Data excerpts ::
===

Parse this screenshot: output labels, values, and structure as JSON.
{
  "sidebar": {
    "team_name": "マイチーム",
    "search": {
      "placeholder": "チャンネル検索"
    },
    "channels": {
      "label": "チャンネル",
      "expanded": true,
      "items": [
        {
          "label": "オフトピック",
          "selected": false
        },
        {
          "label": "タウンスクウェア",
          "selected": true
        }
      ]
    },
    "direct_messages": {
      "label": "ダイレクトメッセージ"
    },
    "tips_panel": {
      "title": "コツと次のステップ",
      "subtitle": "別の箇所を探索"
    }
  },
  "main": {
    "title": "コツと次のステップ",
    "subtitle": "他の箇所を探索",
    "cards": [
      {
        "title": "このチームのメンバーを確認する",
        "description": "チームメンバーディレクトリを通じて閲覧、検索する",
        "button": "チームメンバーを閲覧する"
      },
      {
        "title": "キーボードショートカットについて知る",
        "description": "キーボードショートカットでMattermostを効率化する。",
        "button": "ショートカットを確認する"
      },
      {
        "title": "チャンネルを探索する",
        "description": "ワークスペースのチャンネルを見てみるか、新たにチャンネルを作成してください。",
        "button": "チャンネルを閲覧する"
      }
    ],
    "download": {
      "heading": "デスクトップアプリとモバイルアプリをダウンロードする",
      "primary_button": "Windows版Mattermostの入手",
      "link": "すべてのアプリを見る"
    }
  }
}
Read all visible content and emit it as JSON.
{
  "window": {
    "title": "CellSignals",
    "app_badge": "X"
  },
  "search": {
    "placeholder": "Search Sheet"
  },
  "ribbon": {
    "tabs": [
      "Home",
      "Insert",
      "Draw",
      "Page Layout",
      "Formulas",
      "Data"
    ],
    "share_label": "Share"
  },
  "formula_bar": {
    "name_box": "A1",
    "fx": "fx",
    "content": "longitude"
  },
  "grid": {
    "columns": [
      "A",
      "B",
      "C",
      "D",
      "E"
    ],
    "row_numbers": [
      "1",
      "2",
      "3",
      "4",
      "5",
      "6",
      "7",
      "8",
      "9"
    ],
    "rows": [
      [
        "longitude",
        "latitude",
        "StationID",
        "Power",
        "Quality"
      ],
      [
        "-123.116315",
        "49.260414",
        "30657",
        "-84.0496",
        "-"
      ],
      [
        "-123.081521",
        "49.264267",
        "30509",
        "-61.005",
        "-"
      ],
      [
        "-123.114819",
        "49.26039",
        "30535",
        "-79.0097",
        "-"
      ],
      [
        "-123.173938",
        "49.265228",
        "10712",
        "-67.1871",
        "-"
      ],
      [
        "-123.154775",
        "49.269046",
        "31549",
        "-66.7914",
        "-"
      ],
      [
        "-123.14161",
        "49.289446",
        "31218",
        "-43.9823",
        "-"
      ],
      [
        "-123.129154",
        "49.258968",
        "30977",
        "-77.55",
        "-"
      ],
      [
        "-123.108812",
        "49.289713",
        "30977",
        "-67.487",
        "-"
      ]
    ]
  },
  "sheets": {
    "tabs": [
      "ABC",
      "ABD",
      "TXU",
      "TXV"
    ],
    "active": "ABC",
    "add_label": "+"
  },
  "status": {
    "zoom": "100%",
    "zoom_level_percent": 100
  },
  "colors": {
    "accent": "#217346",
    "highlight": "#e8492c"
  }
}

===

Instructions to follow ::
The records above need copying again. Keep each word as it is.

Expected output ::
Parse this screenshot: output labels, values, and structure as JSON.
{
  "sidebar": {
    "team_name": "マイチーム",
    "search": {
      "placeholder": "チャンネル検索"
    },
    "channels": {
      "label": "チャンネル",
      "expanded": true,
      "items": [
        {
          "label": "オフトピック",
          "selected": false
        },
        {
          "label": "タウンスクウェア",
          "selected": true
        }
      ]
    },
    "direct_messages": {
      "label": "ダイレクトメッセージ"
    },
    "tips_panel": {
      "title": "コツと次のステップ",
      "subtitle": "別の箇所を探索"
    }
  },
  "main": {
    "title": "コツと次のステップ",
    "subtitle": "他の箇所を探索",
    "cards": [
      {
        "title": "このチームのメンバーを確認する",
        "description": "チームメンバーディレクトリを通じて閲覧、検索する",
        "button": "チームメンバーを閲覧する"
      },
      {
        "title": "キーボードショートカットについて知る",
        "description": "キーボードショートカットでMattermostを効率化する。",
        "button": "ショートカットを確認する"
      },
      {
        "title": "チャンネルを探索する",
        "description": "ワークスペースのチャンネルを見てみるか、新たにチャンネルを作成してください。",
        "button": "チャンネルを閲覧する"
      }
    ],
    "download": {
      "heading": "デスクトップアプリとモバイルアプリをダウンロードする",
      "primary_button": "Windows版Mattermostの入手",
      "link": "すべてのアプリを見る"
    }
  }
}
Read all visible content and emit it as JSON.
{
  "window": {
    "title": "CellSignals",
    "app_badge": "X"
  },
  "search": {
    "placeholder": "Search Sheet"
  },
  "ribbon": {
    "tabs": [
      "Home",
      "Insert",
      "Draw",
      "Page Layout",
      "Formulas",
      "Data"
    ],
    "share_label": "Share"
  },
  "formula_bar": {
    "name_box": "A1",
    "fx": "fx",
    "content": "longitude"
  },
  "grid": {
    "columns": [
      "A",
      "B",
      "C",
      "D",
      "E"
    ],
    "row_numbers": [
      "1",
      "2",
      "3",
      "4",
      "5",
      "6",
      "7",
      "8",
      "9"
    ],
    "rows": [
      [
        "longitude",
        "latitude",
        "StationID",
        "Power",
        "Quality"
      ],
      [
        "-123.116315",
        "49.260414",
        "30657",
        "-84.0496",
        "-"
      ],
      [
        "-123.081521",
        "49.264267",
        "30509",
        "-61.005",
        "-"
      ],
      [
        "-123.114819",
        "49.26039",
        "30535",
        "-79.0097",
        "-"
      ],
      [
        "-123.173938",
        "49.265228",
        "10712",
        "-67.1871",
        "-"
      ],
      [
        "-123.154775",
        "49.269046",
        "31549",
        "-66.7914",
        "-"
      ],
      [
        "-123.14161",
        "49.289446",
        "31218",
        "-43.9823",
        "-"
      ],
      [
        "-123.129154",
        "49.258968",
        "30977",
        "-77.55",
        "-"
      ],
      [
        "-123.108812",
        "49.289713",
        "30977",
        "-67.487",
        "-"
      ]
    ]
  },
  "sheets": {
    "tabs": [
      "ABC",
      "ABD",
      "TXU",
      "TXV"
    ],
    "active": "ABC",
    "add_label": "+"
  },
  "status": {
    "zoom": "100%",
    "zoom_level_percent": 100
  },
  "colors": {
    "accent": "#217346",
    "highlight": "#e8492c"
  }
}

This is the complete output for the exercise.